Social media company Facebook has taken a bold stride, rolling out a new branding initiative that will impact all its child companies, including Instagram and WhatsApp. The company’s standard, all-common, blue masthead will remain on its social media site, but the new logo and masthead boast an all-caps, sans-serif font, and a distinctly different red shade. The branding change may seem like a strange move by the company. However, since Facebook’s involvement in other areas of technology has seen it move from a social media giant to a tech giant, the logo may be the business’s attempt to change public perception.
Making the Company Stand Out
Facebook, the social media site, is just one of the ventures that Facebook, the company, is now involved in. With recent technology purchases such as Oculus, and delving into blockchain technology with its innovation of Libra, the company stands to benefit from its rebranding efforts to let the world know they own these technologies.
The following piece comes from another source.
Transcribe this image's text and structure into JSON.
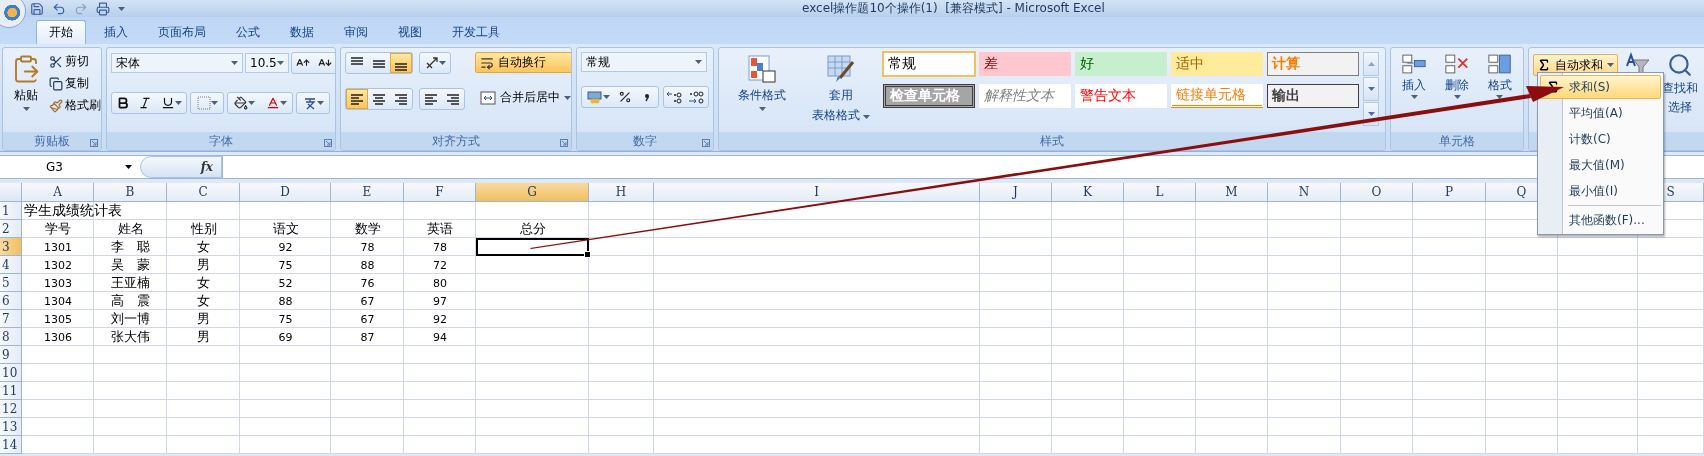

The company has come under scrutiny in recent months with a series of anti-trust lawsuits instituted by the US government.
The aim is that by changing the company’s logo from the social media site’s logo, the average citizen may begin to see them in a better light. Facebook hasn’t been letting any of its acquisitions fall away from the parent company, and the company has leveraged increasing control on WhatsApp and Instagram. Facebook CEO Mark Zuckerberg notes that the company intends to combine the underlying infrastructure of Facebook, WhatsApp, and Instagram to provide a better user experience for existing customers.
Hedging its Bets
Anti-trust investigations against the company continue, and there is speculation that the rebranding may be an attempt to keep the company from having to split up its holdings into different individual businesses. The discussion of whether the company should be broken up or not hinges on the level of autonomy that WhatsApp and Instagram have when compared with Facebook. The rebranding may work in the company’s favor, since they intentionally state that the parent company owns all of those subsidiaries, making it much harder to force a split if the company loses the anti-trust case.